The application notes include recommended starting dilutions; optimal dilutions/concentrations should be determined by the end user.
- First try to dissolve a small amount of peptide in either water or buffer. The more charged residues on a peptide, the more soluble it is in aqueous solutions. - If the peptide doesn’t dissolve try an organic solvent e.g. DMSO, then dilute using water or buffer. - Consider that any solvent used must be compatible with your assay. If a peptide does not dissolve and you need to recover it, lyophilise to remove the solvent. - Gentle warming and sonication can effectively aid peptide solubilisation. If the solution is cloudy or has gelled the peptide may be in suspension rather than solubilised. - Peptides containing cysteine are easily oxidised, so should be prepared in solution just prior to use.
Concentration information loading...
Preparation and Storage
Stability and Storage
Shipped at 4°C. Upon delivery aliquot and store at -20°C or -80°C. Avoid repeated freeze / thaw cycles.
Information available upon request.
75 kDa DNA pairing protein
75 kDa DNA-pairing protein
Amyotrophic lateral sclerosis 6
Fus like protein
Fused in sarcoma
Fusion (involved in t(12;16) in malignant liposarcoma)
Fusion derived from t(12;16) malignant liposarcoma
Fusion gene in myxoid liposarcoma
Heterogeneous nuclear ribonucleoprotein P2
RNA binding protein FUS
RNA-binding protein FUS
Translocated in liposarcoma
Translocated in liposarcoma protein
FunctionBinds both single-stranded and double-stranded DNA and promotes ATP-independent annealing of complementary single-stranded DNAs and D-loop formation in superhelical double-stranded DNA. May play a role in maintenance of genomic integrity.

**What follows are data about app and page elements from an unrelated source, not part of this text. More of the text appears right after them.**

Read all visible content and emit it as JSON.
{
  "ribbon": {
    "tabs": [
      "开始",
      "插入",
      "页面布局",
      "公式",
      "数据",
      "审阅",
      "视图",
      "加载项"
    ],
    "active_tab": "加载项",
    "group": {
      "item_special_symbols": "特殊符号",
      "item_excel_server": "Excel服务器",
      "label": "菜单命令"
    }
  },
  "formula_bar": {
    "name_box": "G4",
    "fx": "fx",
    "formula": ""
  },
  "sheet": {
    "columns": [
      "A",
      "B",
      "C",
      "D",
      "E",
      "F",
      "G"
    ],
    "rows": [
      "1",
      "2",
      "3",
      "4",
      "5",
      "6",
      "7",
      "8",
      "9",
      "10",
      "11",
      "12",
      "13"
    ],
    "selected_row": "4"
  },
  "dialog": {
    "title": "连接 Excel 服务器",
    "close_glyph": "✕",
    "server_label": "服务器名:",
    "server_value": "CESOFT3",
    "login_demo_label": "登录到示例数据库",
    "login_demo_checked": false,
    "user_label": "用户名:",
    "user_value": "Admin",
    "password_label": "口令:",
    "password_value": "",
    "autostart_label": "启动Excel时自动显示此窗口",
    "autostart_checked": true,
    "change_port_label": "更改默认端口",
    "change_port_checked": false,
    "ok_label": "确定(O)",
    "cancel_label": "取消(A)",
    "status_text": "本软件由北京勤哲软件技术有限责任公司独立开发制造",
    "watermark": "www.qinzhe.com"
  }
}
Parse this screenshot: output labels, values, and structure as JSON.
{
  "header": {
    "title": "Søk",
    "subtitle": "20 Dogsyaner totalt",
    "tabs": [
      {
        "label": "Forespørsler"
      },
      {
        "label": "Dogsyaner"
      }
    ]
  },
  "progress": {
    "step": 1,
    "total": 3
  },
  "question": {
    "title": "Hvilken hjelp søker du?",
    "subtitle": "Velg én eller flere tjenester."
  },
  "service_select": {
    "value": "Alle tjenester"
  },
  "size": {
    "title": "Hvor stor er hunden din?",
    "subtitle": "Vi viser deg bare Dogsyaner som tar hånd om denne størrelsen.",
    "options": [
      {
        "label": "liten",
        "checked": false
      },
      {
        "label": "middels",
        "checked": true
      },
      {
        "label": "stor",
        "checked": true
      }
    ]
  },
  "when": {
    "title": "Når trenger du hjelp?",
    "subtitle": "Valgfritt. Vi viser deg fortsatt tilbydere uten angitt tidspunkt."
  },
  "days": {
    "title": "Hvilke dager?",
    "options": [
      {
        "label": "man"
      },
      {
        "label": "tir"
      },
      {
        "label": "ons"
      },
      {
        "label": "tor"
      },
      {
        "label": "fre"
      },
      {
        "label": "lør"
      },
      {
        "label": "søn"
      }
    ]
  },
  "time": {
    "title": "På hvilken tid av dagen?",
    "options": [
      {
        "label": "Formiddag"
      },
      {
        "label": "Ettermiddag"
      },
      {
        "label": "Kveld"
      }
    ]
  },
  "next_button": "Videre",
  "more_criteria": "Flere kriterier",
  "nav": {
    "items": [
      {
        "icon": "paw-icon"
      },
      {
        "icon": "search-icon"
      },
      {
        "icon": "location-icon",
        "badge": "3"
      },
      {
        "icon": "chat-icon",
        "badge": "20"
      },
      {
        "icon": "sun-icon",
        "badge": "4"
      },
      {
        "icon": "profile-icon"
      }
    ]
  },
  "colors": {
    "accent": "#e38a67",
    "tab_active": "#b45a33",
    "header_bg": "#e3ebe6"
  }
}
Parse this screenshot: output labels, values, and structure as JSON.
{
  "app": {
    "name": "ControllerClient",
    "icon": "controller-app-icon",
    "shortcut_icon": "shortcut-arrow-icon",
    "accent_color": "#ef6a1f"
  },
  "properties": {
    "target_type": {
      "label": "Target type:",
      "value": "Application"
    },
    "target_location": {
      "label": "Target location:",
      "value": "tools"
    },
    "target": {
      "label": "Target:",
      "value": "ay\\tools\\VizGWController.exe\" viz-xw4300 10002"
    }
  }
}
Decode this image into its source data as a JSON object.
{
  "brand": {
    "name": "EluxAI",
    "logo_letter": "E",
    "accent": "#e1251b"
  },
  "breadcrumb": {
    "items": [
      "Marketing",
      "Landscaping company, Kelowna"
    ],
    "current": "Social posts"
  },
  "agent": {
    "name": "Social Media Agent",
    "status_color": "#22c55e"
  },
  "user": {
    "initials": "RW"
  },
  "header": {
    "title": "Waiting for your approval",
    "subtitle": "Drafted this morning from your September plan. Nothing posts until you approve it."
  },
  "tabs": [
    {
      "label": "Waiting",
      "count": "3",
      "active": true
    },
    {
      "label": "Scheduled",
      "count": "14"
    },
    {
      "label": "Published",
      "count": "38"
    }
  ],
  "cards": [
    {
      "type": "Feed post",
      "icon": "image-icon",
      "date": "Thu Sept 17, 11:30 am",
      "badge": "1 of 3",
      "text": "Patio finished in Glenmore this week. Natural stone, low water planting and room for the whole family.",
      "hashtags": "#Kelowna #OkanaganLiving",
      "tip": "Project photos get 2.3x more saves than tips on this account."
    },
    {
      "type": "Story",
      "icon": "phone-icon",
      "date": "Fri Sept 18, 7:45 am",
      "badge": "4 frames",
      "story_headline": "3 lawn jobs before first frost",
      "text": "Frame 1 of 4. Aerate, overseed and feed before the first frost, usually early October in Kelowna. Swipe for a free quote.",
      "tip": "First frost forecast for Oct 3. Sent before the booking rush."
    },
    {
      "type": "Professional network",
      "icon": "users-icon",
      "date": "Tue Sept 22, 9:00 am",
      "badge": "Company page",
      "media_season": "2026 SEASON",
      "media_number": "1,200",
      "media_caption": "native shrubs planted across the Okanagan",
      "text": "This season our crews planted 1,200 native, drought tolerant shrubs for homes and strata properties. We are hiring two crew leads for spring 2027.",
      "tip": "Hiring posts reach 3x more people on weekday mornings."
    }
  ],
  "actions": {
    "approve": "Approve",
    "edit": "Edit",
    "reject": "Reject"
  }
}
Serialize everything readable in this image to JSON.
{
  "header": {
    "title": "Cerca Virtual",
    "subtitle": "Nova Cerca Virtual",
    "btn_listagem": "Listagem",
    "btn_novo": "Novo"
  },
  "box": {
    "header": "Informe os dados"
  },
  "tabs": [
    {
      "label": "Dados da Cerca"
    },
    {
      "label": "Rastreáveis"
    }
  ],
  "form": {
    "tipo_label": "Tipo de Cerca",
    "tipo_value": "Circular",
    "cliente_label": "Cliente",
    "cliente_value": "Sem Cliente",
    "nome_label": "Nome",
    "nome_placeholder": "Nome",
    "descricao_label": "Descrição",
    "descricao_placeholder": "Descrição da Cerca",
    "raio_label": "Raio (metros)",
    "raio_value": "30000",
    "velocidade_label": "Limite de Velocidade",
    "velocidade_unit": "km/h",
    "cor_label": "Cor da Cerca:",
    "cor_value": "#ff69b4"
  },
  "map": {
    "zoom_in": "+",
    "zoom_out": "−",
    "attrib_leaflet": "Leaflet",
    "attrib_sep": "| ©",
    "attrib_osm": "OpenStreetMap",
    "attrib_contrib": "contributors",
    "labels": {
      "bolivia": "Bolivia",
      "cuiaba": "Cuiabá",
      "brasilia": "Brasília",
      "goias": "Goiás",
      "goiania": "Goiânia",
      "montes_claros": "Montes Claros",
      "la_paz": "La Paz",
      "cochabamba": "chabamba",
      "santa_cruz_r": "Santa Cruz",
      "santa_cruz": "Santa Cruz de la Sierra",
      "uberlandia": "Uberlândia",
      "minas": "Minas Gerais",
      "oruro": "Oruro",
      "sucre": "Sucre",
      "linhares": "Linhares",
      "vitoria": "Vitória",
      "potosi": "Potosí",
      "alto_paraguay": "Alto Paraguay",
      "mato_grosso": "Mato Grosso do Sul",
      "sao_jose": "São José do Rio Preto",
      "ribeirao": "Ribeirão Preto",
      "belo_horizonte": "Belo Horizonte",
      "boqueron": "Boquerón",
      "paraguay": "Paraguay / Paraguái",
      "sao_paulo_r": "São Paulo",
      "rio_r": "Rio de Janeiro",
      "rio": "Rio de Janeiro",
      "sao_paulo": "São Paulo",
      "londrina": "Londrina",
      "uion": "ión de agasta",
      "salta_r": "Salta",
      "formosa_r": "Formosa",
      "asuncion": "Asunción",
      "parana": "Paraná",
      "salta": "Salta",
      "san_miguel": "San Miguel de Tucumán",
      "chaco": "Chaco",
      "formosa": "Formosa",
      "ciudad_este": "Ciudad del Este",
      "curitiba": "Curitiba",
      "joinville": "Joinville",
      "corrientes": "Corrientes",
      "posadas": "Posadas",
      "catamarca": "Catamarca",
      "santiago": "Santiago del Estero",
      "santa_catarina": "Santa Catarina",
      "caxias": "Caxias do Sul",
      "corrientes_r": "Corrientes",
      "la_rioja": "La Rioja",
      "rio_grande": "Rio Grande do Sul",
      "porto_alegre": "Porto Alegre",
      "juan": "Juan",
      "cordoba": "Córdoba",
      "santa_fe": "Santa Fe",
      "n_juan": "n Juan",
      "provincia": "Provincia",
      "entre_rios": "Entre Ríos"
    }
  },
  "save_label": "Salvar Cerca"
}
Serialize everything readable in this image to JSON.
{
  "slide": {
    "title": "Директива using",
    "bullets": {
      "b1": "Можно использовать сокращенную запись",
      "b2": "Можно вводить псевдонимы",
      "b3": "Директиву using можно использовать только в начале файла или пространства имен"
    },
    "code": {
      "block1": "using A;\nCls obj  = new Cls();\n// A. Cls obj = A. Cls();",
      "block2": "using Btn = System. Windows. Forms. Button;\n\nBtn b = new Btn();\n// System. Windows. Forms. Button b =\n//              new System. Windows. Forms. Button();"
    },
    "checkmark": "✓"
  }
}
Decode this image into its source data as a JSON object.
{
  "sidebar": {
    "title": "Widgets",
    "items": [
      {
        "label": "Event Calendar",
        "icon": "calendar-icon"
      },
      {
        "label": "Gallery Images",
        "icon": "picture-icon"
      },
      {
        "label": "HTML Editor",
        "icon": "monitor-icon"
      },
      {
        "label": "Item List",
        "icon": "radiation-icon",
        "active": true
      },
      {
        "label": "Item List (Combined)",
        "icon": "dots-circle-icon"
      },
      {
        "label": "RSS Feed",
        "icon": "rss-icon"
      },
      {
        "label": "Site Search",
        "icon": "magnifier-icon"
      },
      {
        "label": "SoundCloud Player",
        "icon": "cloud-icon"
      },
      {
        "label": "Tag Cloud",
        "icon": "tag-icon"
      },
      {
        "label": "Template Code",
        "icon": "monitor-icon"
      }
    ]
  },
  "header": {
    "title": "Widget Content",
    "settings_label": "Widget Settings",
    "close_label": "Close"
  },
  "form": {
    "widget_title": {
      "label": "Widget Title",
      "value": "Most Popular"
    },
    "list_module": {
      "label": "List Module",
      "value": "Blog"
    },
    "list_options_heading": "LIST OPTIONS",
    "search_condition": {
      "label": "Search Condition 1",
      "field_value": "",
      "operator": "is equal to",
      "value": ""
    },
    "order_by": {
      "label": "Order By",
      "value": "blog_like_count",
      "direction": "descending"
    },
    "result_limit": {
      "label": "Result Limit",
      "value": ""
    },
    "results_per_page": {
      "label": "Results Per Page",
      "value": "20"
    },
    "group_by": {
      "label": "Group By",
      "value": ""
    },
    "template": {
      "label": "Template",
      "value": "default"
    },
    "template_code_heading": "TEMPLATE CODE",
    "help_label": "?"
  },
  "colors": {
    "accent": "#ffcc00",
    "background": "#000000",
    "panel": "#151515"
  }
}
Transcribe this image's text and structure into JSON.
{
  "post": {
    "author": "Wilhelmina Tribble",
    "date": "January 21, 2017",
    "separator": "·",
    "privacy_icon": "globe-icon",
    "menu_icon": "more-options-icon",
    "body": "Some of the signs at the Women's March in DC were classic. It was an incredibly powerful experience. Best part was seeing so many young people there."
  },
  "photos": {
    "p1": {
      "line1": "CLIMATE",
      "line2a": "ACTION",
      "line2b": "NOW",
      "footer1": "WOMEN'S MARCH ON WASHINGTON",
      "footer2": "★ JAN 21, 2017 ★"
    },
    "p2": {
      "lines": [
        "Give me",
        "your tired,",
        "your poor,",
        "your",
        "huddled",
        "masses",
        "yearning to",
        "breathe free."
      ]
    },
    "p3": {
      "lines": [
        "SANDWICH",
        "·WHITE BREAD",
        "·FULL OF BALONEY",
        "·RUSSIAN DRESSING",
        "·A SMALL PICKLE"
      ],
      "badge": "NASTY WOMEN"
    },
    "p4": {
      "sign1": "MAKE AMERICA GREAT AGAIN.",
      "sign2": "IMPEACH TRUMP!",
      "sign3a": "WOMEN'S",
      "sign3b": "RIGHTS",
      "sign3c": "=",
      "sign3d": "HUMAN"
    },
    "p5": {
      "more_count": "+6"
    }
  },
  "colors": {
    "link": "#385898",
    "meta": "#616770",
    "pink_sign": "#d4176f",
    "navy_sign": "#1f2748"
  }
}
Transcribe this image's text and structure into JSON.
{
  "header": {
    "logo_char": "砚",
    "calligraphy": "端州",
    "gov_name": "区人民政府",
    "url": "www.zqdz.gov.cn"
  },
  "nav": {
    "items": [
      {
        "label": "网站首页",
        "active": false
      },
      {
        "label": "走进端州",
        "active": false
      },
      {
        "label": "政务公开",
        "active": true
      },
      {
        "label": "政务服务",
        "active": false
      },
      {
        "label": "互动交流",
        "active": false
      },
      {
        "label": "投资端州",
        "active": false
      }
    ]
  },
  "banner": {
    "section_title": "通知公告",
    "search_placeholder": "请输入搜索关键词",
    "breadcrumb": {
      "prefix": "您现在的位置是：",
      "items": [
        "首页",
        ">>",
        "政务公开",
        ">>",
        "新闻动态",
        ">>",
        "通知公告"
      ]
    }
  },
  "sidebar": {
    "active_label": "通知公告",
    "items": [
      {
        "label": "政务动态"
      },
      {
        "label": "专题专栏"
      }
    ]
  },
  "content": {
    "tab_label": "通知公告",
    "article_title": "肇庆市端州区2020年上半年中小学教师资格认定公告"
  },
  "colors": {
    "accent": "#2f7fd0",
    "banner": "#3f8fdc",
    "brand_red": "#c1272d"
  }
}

Involvement in diseaseNote=A chromosomal aberration involving FUS is found in a patient with malignant myxoid liposarcoma. Translocation t(12;16)(q13;p11) with DDIT3. Note=A chromosomal aberration involving FUS is a cause of acute myeloid leukemia (AML). Translocation t(16;21)(p11;q22) with ERG. Defects in FUS may be a cause of angiomatoid fibrous histiocytoma (AFH) [MIM:612160]. A distinct variant of malignant fibrous histiocytoma that typically occurs in children and adolescents and is manifest by nodular subcutaneous growth. Characteristic microscopic features include lobulated sheets of histiocyte-like cells intimately associated with areas of hemorrhage and cystic pseudovascular spaces, as well as a striking cuffing of inflammatory cells, mimicking a lymph node metastasis. Note=A chromosomal aberration involving FUS is found in a patient with angiomatoid fibrous histiocytoma. Translocation t(12;16)(q13;p11.2) with ATF1 generates a chimeric FUS/ATF1 protein. Defects in FUS are the cause of amyotrophic lateral sclerosis type 6 (ALS6) [MIM:608030]. ALS6 is a familial form of amyotrophic lateral sclerosis. ALS is a neurodegenerative disorder affecting upper motor neurons in the brain and lower motor neurons in the brain stem and spinal cord, resulting in fatal paralysis. Sensory abnormalities are absent. Death usually occurs within 2 to 5 years. The etiology of amyotrophic lateral sclerosis is likely to be multifactorial, involving both genetic and environmental factors. The disease is inherited in 5-10%.
Sequence similaritiesBelongs to the RRM TET family. Contains 1 RanBP2-type zinc finger. Contains 1 RRM (RNA recognition motif) domain.
Post-translational modificationsArg-216 and Arg-218 are dimethylated, probably to asymmetric dimethylarginine.